For this exercise, return all the data word for word, with images left out.

+---+

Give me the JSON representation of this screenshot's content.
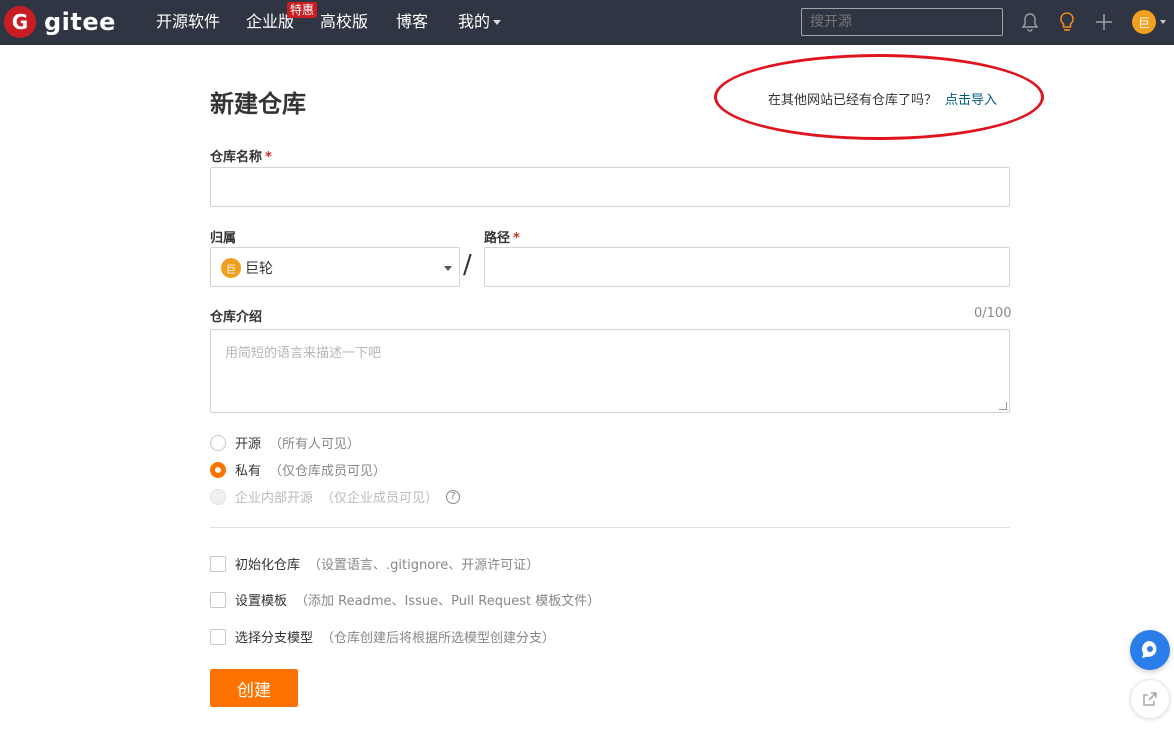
{
  "header": {
    "logo_letter": "G",
    "logo_text": "gitee",
    "nav": [
      {
        "label": "开源软件"
      },
      {
        "label": "企业版",
        "badge": "特惠"
      },
      {
        "label": "高校版"
      },
      {
        "label": "博客"
      },
      {
        "label": "我的"
      }
    ],
    "search_placeholder": "搜开源",
    "avatar_letter": "巨",
    "icons": [
      "bell-icon",
      "lightbulb-icon",
      "plus-icon"
    ]
  },
  "page": {
    "title": "新建仓库",
    "import_prompt": "在其他网站已经有仓库了吗？",
    "import_link": "点击导入"
  },
  "form": {
    "repo_name_label": "仓库名称",
    "required_mark": "*",
    "owner_label": "归属",
    "owner_value": "巨轮",
    "owner_avatar": "巨",
    "path_label": "路径",
    "slash": "/",
    "intro_label": "仓库介绍",
    "intro_counter": "0/100",
    "intro_placeholder": "用简短的语言来描述一下吧",
    "visibility": [
      {
        "label": "开源",
        "hint": "（所有人可见）",
        "state": "unchecked"
      },
      {
        "label": "私有",
        "hint": "（仅仓库成员可见）",
        "state": "checked"
      },
      {
        "label": "企业内部开源",
        "hint": "（仅企业成员可见）",
        "state": "disabled"
      }
    ],
    "help_glyph": "?",
    "options": [
      {
        "label": "初始化仓库",
        "hint": "（设置语言、.gitignore、开源许可证）"
      },
      {
        "label": "设置模板",
        "hint": "（添加 Readme、Issue、Pull Request 模板文件）"
      },
      {
        "label": "选择分支模型",
        "hint": "（仓库创建后将根据所选模型创建分支）"
      }
    ],
    "submit_label": "创建"
  },
  "colors": {
    "header_bg": "#2f3542",
    "brand_red": "#c71d23",
    "accent_orange": "#fe7300",
    "link_blue": "#005980",
    "annotation_red": "#e0141e"
  }
}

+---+

#### [Output below]
Give me the JSON representation of this screenshot's content.
{
  "header": {
    "logo_letter": "G",
    "logo_text": "gitee",
    "nav": [
      {
        "label": "开源软件"
      },
      {
        "label": "企业版",
        "badge": "特惠"
      },
      {
        "label": "高校版"
      },
      {
        "label": "博客"
      },
      {
        "label": "我的"
      }
    ],
    "search_placeholder": "搜开源",
    "avatar_letter": "巨",
    "icons": [
      "bell-icon",
      "lightbulb-icon",
      "plus-icon"
    ]
  },
  "page": {
    "title": "新建仓库",
    "import_prompt": "在其他网站已经有仓库了吗？",
    "import_link": "点击导入"
  },
  "form": {
    "repo_name_label": "仓库名称",
    "required_mark": "*",
    "owner_label": "归属",
    "owner_value": "巨轮",
    "owner_avatar": "巨",
    "path_label": "路径",
    "slash": "/",
    "intro_label": "仓库介绍",
    "intro_counter": "0/100",
    "intro_placeholder": "用简短的语言来描述一下吧",
    "visibility": [
      {
        "label": "开源",
        "hint": "（所有人可见）",
        "state": "unchecked"
      },
      {
        "label": "私有",
        "hint": "（仅仓库成员可见）",
        "state": "checked"
      },
      {
        "label": "企业内部开源",
        "hint": "（仅企业成员可见）",
        "state": "disabled"
      }
    ],
    "help_glyph": "?",
    "options": [
      {
        "label": "初始化仓库",
        "hint": "（设置语言、.gitignore、开源许可证）"
      },
      {
        "label": "设置模板",
        "hint": "（添加 Readme、Issue、Pull Request 模板文件）"
      },
      {
        "label": "选择分支模型",
        "hint": "（仓库创建后将根据所选模型创建分支）"
      }
    ],
    "submit_label": "创建"
  },
  "colors": {
    "header_bg": "#2f3542",
    "brand_red": "#c71d23",
    "accent_orange": "#fe7300",
    "link_blue": "#005980",
    "annotation_red": "#e0141e"
  }
}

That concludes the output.